Whether it’s boomers with boomerang adult children, or aging parents, more households in America are gathering together two and three generations under one roof—a throwback to the earlier half of the last century. After World War II, the American family household was comprised of two parents and their children. A recent poll indicates that 41 percent of young adults ages 20-29 have recently or are currently living with their parents. Add to that the return of aging parents to boomer households and the statistics begin to approach pre-war configurations: more than half of all American households live in multigenerational households, an increase of 10 percent since 2007.

How are these multigenerational families accommodating greater numbers under one roof? “We often see the extra space as an extra suite or apartment over the garage in some homes,” said Jim Lyons, Katahdin’s senior designer. “The benefit of finishing off that space over the garage adds to resale value when offering an in-law apartment option,” he added.

When designing for an elderly parent who will be joining the family, it may be more important to convert a ground-floor garage into living areas to minimize the stair access and keep the rooms on a single floor. For the adult child returning home, the wall-designed and soundproofed walkout basement apartment seems to be a great option.

One family designed their 2,900 square foot log home with an in-law apartment and master suite all located on the first floor, with common living areas (kitchen and great room) as a buffer between the two private suites. A second-level loft area was available for extra bedroom space for visiting children and grandchildren. The parent suite had a full bath and kitchenette, and featured a separate exterior entrance, along with inside access to the main part of the house. (See plan below.)

Families who want to include their parents and children into their multi-generation homes should include everyone in the design discussions, and also account for changing circumstances dictated by gradual losses of mobility or function. Designing the senior family member’s suite with wide doorways and halls to accommodate manual or motorized wheelchairs or walkers will save headaches later on. Limiting the kitchenette to a small refrigerator and a microwave will enable independence while minimizing the possibility of accidental burns.
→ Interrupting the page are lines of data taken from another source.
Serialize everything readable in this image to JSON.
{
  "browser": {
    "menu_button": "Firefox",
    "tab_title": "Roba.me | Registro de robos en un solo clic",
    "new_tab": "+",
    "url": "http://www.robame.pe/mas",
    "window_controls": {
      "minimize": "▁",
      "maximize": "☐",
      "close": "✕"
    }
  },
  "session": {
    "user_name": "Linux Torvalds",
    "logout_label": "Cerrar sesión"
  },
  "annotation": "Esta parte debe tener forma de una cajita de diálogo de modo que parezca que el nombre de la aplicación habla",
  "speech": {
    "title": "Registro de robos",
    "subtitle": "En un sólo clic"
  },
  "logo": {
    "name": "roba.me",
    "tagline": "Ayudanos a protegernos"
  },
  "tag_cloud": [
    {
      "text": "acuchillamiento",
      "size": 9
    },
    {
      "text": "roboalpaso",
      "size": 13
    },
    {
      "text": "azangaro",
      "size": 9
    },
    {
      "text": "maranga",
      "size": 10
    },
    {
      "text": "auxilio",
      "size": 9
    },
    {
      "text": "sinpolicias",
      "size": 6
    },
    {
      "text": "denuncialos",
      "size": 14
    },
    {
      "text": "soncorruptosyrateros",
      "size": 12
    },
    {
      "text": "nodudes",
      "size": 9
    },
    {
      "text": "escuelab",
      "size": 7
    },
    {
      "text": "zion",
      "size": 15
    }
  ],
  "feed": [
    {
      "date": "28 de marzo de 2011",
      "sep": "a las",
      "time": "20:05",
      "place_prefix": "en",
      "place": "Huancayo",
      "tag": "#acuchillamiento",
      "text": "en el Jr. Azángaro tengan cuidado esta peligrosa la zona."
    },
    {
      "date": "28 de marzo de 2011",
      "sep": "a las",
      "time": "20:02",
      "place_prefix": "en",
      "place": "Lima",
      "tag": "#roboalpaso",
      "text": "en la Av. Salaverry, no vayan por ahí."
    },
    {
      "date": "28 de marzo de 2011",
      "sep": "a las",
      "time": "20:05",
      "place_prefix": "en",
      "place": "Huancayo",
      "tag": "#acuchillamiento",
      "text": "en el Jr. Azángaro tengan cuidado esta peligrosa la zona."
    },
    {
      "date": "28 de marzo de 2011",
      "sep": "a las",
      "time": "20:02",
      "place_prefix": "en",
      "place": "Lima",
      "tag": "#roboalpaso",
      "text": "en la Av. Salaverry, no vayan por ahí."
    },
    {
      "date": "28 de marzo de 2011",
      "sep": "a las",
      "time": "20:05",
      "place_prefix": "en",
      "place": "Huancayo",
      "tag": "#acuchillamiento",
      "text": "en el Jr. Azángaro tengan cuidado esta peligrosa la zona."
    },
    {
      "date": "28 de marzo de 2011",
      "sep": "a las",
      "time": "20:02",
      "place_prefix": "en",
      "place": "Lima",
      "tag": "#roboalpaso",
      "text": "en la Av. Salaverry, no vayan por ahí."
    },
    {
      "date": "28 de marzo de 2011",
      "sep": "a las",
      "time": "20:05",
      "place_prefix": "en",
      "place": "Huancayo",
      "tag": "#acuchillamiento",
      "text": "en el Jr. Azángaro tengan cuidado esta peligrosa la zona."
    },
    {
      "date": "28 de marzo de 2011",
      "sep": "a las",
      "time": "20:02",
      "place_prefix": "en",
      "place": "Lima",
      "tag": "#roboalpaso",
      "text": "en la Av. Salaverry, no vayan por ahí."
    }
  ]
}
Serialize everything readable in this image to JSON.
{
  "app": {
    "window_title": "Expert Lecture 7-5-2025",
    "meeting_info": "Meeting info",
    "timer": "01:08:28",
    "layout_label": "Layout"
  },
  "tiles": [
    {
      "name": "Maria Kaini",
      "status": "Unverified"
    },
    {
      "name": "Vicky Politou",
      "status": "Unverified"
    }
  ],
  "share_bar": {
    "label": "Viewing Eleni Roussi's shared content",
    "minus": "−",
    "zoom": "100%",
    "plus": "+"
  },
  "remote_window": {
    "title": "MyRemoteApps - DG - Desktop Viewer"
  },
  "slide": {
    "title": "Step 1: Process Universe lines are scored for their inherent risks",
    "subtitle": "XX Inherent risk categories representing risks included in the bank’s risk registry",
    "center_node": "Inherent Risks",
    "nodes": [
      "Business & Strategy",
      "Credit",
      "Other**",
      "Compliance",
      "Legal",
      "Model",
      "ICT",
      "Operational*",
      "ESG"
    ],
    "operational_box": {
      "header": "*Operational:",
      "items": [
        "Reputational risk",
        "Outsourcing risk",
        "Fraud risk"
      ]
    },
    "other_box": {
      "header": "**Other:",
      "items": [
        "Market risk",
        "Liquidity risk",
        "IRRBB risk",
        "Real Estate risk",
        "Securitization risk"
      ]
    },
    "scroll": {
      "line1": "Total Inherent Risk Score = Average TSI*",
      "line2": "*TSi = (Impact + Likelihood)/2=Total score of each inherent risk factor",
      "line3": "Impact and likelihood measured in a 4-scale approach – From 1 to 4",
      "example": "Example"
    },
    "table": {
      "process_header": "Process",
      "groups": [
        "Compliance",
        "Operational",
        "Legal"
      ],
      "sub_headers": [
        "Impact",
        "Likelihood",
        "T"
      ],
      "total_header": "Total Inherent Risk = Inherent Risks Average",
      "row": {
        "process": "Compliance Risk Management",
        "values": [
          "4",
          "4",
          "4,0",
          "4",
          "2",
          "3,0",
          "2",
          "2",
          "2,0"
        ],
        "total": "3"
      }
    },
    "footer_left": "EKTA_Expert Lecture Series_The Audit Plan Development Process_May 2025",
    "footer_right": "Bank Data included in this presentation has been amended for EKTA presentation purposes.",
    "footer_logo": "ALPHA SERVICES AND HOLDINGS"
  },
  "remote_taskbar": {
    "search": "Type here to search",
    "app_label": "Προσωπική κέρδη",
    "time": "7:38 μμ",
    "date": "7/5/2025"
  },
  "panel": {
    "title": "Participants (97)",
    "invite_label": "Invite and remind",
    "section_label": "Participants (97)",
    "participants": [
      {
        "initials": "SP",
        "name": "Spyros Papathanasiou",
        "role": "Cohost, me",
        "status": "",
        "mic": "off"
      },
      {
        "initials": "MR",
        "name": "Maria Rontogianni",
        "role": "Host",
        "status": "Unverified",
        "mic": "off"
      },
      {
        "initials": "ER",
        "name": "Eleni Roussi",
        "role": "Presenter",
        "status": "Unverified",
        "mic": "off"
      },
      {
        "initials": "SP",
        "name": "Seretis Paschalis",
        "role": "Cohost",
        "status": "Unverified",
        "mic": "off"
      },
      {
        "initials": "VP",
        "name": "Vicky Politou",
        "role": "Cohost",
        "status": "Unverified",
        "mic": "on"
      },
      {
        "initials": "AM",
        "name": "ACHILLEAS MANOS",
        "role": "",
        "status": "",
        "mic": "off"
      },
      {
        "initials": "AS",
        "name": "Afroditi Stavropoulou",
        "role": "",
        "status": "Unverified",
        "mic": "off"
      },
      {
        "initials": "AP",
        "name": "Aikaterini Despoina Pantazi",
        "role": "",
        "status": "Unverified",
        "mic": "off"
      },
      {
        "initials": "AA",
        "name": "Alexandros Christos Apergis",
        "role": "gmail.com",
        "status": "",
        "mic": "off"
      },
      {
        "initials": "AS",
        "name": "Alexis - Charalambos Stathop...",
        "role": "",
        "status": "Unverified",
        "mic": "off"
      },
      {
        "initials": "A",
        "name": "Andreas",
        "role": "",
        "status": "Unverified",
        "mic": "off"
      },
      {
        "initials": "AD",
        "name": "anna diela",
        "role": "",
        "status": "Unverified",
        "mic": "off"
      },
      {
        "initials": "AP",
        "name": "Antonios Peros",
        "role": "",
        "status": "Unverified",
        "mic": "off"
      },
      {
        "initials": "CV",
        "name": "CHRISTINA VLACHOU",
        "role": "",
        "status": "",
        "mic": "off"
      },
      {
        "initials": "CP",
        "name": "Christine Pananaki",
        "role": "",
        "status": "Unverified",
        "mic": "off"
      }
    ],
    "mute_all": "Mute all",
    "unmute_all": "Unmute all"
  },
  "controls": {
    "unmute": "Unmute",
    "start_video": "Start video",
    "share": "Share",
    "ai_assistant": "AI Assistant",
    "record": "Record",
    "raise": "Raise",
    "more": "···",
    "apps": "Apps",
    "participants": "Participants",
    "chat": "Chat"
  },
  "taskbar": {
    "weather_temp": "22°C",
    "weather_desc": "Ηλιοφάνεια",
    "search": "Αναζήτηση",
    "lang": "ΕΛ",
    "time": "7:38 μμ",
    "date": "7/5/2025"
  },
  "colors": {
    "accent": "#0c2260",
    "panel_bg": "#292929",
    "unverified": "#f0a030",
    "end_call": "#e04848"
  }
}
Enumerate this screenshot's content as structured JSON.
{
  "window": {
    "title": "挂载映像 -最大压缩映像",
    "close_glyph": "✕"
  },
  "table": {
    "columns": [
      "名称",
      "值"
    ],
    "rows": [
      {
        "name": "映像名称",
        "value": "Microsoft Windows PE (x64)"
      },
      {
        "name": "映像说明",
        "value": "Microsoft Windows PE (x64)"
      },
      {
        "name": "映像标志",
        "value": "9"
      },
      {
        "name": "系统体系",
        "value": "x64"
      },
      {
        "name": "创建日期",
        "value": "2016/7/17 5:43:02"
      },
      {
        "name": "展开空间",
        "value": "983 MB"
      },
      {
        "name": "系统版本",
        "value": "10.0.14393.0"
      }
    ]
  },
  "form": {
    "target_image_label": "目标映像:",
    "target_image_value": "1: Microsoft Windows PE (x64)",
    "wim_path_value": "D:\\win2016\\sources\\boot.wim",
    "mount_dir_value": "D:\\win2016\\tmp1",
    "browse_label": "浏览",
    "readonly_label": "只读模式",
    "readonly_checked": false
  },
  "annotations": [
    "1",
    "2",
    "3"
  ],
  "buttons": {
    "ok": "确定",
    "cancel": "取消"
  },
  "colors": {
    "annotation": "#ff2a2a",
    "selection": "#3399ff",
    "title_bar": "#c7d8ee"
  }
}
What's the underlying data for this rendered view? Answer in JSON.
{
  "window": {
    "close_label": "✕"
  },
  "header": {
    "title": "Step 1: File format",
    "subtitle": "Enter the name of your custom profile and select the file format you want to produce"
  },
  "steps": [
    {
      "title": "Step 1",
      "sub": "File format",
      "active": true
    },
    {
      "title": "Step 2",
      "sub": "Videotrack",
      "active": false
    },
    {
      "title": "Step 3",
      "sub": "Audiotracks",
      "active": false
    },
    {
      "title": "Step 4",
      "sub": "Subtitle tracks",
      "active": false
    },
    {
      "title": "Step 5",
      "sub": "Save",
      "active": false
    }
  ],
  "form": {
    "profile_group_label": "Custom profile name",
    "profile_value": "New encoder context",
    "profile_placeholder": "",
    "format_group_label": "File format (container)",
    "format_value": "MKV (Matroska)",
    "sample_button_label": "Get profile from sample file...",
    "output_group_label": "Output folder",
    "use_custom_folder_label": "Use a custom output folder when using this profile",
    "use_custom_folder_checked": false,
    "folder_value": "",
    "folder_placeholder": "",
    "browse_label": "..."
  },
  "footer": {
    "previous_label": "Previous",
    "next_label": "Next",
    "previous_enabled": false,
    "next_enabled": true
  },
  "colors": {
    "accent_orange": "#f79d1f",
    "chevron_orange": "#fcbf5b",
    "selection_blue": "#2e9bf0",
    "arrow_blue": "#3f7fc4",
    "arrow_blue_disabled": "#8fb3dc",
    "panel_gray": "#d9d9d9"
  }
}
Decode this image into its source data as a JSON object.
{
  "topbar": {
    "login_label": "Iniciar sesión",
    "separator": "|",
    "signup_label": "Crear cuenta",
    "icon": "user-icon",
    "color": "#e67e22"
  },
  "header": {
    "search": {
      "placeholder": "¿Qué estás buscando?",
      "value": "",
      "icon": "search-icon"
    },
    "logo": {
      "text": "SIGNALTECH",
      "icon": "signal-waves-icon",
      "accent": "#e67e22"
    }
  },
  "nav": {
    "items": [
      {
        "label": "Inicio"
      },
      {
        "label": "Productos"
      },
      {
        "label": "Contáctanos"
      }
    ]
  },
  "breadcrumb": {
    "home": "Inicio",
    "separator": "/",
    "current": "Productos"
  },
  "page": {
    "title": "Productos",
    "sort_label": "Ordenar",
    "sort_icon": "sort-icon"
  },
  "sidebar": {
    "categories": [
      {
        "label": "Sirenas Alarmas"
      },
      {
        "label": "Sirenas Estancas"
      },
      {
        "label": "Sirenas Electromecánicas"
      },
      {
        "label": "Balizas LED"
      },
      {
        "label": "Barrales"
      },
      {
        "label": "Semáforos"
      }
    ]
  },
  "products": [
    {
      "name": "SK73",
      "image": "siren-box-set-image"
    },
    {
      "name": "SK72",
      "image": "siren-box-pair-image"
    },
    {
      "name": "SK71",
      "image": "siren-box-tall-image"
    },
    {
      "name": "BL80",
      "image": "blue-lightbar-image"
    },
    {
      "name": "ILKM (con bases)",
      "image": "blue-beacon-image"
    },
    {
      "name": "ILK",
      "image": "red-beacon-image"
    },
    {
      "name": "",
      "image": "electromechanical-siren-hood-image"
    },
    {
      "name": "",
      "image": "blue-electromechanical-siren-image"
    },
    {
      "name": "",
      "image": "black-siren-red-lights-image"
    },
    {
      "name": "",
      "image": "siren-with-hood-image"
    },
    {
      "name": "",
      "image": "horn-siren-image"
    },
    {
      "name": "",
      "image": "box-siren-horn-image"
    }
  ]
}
For the younger generations returning to the family fold, include technology, separate entrances and good soundproofing to minimize issues with different hours and habits. Also consider making “common areas” such as great rooms, “man caves,” or kitchen areas a touch larger to accommodate more family gatherings. Part of the joy of multigenerational homes is the opportunity to spend time with family members on a regular basis.